nullCourtesy of Tim Riley

Two days ago the Supreme Court heard the case of Delaware vrs New Jersey. How does a Supreme Court Justice choose between the First State, and the Garden State…..

If one bases it on seniority, then as the First State, Delaware has priority. On the other hand should one go with “one person-one vote” then with more than ten times the number of Delawareans, New Jersey wins.

As to which way it will go, mums the word. Samuel Alito, the newest judge, hails from the Trenton area of New Jersey….will that make a difference?

The real question that needs to be answered is whether laws made well over 200 years ago, should by now be accepted at face value and do they even need be discussed at all? For whatever happens in this case can have profound consequences and create a precedence for many states to change their boundaries at will….Prime example: Ohio like New Jersey, owns the river bank of the western side of the Ohio River, but not the river itself…..That boundary too, was also settled in colonial times.

The Justices appeared to be quite interested in this case. So did quite a few spectators who wanted to see the Supreme Court actually do what the Constitution set it up to do: settle a dispute between the states…..

Chief Justice Roberts framed a question that put everything in perspective.

If two people walked out to the end of a pier extending out from the shores of New Jersey, and one of them was murdered, which state prosecutes the crime.

Should it be in Delaware, where the crime actually occurred, or New Jersey from whence the criminal came. One has only to consider Elkton , Maryland to resolve this matter.

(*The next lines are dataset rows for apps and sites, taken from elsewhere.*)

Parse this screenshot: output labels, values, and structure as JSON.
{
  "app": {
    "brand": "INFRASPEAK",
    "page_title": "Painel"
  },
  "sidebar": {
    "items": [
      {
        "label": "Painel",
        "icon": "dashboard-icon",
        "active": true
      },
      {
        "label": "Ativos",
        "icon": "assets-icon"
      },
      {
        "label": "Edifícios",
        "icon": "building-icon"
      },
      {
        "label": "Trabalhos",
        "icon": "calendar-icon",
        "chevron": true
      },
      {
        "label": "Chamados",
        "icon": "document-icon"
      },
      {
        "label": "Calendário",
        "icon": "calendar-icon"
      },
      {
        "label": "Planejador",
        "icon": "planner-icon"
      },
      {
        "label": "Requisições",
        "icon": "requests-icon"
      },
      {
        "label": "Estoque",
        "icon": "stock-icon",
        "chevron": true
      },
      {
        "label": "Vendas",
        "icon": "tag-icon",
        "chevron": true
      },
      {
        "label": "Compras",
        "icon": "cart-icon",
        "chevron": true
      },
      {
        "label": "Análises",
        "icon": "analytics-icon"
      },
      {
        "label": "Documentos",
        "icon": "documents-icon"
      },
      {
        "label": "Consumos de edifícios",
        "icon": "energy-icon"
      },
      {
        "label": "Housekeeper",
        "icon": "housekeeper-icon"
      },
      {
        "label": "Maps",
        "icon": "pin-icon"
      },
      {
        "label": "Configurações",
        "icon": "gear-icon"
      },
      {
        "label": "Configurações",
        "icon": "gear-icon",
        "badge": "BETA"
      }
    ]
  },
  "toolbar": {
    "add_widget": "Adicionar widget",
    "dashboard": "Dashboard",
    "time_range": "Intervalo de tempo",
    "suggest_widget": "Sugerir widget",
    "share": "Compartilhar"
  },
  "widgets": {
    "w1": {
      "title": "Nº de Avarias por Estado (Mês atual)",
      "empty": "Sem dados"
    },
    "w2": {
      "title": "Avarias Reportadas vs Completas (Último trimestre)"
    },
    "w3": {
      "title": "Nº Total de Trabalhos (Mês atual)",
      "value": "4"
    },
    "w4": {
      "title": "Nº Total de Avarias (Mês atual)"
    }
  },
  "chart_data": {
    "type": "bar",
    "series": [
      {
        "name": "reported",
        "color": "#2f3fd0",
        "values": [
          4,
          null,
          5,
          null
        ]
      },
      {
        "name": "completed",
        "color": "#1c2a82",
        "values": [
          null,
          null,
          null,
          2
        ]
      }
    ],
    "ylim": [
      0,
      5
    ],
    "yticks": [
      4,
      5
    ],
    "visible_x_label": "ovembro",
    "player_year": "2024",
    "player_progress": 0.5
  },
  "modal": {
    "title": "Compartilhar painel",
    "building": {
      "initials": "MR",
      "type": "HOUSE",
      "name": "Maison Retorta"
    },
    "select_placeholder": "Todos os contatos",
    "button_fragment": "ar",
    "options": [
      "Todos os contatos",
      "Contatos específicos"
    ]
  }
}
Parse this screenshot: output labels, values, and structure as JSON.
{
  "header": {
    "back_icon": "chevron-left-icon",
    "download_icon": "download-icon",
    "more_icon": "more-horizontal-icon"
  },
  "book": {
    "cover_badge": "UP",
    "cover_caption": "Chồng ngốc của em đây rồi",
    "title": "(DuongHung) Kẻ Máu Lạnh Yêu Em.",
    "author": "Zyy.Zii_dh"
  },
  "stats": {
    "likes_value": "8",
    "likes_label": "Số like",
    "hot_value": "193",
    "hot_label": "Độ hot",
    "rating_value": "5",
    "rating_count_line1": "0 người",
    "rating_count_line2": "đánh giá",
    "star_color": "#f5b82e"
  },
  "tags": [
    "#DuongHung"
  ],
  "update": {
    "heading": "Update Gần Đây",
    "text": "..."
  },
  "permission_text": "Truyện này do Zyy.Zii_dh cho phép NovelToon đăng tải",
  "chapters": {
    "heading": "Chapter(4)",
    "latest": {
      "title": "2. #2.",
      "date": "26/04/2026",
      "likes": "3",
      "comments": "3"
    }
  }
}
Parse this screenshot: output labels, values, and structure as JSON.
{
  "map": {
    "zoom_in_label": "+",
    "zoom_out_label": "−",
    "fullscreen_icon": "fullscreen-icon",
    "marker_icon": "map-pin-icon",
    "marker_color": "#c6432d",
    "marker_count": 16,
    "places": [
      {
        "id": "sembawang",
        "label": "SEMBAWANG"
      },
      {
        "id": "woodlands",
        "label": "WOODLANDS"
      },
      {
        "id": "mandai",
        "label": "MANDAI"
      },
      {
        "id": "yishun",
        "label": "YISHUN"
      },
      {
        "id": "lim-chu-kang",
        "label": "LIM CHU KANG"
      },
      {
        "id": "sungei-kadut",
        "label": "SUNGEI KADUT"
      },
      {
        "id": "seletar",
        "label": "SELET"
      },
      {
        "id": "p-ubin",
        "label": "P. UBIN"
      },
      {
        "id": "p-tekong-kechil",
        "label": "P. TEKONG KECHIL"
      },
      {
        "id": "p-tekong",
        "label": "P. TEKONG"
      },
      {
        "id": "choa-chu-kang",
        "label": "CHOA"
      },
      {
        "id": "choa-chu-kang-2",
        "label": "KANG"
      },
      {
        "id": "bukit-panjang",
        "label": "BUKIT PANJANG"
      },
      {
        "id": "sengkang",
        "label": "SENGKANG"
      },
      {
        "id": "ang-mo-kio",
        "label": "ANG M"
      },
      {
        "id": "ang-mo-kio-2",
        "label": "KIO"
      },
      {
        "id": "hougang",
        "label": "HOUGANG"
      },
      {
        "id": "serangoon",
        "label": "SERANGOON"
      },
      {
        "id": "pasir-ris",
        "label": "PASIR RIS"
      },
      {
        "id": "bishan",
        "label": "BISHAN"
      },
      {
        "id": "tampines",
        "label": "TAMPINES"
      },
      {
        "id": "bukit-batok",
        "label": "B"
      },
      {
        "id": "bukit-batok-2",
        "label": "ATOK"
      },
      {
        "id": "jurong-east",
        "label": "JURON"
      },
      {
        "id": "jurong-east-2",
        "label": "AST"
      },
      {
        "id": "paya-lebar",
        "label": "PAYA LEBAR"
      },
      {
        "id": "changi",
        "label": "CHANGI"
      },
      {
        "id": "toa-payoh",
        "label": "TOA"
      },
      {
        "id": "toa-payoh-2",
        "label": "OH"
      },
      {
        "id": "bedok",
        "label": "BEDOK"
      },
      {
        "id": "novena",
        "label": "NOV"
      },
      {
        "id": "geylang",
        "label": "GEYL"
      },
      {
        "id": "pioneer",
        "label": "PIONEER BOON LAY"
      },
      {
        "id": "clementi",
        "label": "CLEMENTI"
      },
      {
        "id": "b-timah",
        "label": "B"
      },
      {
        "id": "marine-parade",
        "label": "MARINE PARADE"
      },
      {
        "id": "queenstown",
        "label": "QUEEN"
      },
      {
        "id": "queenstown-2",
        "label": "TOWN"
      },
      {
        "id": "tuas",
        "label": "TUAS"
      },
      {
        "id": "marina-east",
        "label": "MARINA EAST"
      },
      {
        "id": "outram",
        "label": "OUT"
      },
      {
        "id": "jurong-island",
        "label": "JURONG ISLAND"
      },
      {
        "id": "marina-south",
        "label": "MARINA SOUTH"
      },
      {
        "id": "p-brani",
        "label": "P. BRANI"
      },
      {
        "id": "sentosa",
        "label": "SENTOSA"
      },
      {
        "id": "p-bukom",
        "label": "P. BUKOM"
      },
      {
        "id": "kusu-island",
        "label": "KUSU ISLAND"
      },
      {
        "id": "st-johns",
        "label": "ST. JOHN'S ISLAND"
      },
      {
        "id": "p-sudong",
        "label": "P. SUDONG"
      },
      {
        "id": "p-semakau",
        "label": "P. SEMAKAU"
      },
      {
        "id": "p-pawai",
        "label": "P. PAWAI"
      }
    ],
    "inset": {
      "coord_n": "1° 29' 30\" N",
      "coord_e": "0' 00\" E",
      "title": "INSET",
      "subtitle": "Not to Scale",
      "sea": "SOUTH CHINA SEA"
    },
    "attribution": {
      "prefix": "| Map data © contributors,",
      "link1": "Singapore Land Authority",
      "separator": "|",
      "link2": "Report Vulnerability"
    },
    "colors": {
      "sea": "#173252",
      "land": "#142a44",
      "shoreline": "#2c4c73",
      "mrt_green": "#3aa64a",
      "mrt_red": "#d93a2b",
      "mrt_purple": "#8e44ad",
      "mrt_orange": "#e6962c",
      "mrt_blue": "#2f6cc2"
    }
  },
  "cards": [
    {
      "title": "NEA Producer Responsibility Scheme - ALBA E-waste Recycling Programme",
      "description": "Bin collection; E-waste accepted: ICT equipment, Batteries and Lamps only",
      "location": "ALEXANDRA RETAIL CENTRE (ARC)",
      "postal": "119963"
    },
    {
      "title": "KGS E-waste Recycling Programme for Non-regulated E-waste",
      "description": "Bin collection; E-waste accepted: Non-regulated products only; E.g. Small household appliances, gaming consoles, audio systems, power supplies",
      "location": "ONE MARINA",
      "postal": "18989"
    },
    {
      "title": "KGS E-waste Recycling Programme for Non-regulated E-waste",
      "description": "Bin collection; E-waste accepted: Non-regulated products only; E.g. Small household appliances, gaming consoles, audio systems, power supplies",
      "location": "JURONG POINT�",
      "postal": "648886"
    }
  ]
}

If someone walks from Stone Gate Apartments, robs the State Line Liquor Store of some New Castle Brown Ale, and returns to his Delawarean home to watch the Cowboys beat Green Bay,….the crime was in Maryland; all would agree. After all, what difference should it make to the law, as to whether water does or does not cover the ground? Maryland’s laws apply above ground. Likewise Delaware’s laws should equally apply to sub-aqueous territory as well.

But in 1905 Delaware allowed New Jersey natives to build docks that extended past the low water mark into Delaware’s territory. Precedent? Not hardly……

My nice neighbors mow a foot or two across my line as a courtesy each time they do their lawn. We return the favor, but not as often. If any controversy over a boundary were to occur, we would simply pull the deed, and follow suit. No matter what actions had transpired, the deed still stands….should ownership eventually change, the deed is permanent: it still stands…..

In this case, the Deed gives Delaware rights up to the low water mark on the New Jersey shore. This is no little dock we are talking about. The monstrosity to be built, would seriously impact Delaware’s Coastal Protection Act. Dredging alone would create an environmental hazard.

Safety is a secondary consideration. According to this anti-terrorist organization, one LNG ship has the explosive power of 55 Hiroshima type nuclear bombs. Goodbye Mayor Baker!

Common sense precludes Delaware should win….However surprises happen. We could wake up to find that Delaware has been joined to New Jersey by Executive Order and the whole issue becomes moot.

If Delaware does not win, it can only mean one thing.

I should have argued the case instead of David Frederick.